━━ SUPPLIED MATERIAL ━━

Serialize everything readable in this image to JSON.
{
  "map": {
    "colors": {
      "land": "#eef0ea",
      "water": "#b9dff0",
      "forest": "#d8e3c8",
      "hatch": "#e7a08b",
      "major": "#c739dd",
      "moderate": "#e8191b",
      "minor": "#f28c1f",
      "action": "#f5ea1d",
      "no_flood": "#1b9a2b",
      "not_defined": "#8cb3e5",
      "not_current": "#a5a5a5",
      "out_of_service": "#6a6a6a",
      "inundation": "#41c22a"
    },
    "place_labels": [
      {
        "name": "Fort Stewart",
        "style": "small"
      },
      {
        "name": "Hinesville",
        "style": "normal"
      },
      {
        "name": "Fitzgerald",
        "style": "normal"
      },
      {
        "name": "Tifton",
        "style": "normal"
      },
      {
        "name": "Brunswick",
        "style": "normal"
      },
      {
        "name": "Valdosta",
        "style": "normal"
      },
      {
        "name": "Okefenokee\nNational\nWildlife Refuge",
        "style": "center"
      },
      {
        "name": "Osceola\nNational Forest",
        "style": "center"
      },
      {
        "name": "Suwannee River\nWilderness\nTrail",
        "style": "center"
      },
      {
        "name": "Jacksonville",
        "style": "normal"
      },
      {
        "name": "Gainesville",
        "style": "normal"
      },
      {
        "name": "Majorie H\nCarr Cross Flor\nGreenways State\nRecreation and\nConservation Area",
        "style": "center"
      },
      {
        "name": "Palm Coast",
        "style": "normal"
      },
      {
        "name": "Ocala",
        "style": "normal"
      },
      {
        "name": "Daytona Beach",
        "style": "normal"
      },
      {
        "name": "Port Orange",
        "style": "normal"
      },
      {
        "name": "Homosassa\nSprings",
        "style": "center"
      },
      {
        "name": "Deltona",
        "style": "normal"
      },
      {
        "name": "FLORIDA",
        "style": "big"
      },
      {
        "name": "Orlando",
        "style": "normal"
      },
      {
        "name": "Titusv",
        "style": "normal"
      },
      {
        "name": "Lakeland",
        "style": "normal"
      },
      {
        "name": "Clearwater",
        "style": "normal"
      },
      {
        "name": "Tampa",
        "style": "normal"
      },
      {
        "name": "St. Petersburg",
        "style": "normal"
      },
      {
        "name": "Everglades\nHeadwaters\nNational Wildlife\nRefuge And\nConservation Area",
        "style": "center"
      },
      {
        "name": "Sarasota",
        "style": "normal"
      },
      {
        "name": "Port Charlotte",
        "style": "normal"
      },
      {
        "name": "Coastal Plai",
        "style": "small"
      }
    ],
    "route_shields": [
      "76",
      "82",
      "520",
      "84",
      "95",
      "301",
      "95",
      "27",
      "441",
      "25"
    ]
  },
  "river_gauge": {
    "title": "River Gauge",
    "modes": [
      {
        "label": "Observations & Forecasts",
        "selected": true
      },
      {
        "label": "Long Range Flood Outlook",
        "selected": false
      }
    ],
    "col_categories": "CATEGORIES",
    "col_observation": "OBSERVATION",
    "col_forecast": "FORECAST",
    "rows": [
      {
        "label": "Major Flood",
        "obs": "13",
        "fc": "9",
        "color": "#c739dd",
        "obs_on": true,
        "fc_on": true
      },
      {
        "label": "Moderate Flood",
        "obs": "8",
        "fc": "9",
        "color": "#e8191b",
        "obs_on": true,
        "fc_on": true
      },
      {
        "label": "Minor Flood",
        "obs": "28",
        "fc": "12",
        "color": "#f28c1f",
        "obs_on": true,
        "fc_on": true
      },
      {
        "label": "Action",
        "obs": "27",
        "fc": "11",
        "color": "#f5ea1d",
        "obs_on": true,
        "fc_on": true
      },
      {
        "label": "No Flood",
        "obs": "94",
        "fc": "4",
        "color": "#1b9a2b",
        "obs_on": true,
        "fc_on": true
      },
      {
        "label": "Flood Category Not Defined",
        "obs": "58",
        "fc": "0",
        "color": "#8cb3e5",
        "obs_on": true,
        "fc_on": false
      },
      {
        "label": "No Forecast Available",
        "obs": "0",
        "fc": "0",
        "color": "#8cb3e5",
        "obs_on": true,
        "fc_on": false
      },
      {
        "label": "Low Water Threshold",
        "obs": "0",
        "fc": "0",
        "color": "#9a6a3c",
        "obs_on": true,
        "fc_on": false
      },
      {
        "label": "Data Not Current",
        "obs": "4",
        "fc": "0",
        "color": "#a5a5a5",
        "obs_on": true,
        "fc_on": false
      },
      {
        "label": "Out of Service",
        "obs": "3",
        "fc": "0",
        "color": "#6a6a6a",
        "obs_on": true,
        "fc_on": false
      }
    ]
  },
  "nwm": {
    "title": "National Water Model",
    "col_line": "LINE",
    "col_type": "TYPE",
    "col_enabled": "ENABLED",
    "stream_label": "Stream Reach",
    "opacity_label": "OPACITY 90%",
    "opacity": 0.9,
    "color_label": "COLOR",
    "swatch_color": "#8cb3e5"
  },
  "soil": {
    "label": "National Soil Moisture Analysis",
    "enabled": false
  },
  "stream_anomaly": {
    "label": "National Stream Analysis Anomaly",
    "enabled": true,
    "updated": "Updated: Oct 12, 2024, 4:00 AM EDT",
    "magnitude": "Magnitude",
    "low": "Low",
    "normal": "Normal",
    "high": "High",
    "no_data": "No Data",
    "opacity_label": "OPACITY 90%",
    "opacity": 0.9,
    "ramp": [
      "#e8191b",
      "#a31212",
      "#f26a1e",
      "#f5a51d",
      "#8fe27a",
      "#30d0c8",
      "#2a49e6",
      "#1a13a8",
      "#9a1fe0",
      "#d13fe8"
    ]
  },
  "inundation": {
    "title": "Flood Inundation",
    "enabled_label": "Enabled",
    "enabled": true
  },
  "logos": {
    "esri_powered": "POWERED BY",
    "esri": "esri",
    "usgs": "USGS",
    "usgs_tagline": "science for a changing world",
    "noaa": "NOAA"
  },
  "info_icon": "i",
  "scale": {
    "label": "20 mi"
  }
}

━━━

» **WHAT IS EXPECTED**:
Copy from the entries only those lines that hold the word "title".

» **RESPONSE TO THE EXERCISE**:
    "title": "River Gauge",
    "title": "National Water Model",
    "title": "Flood Inundation",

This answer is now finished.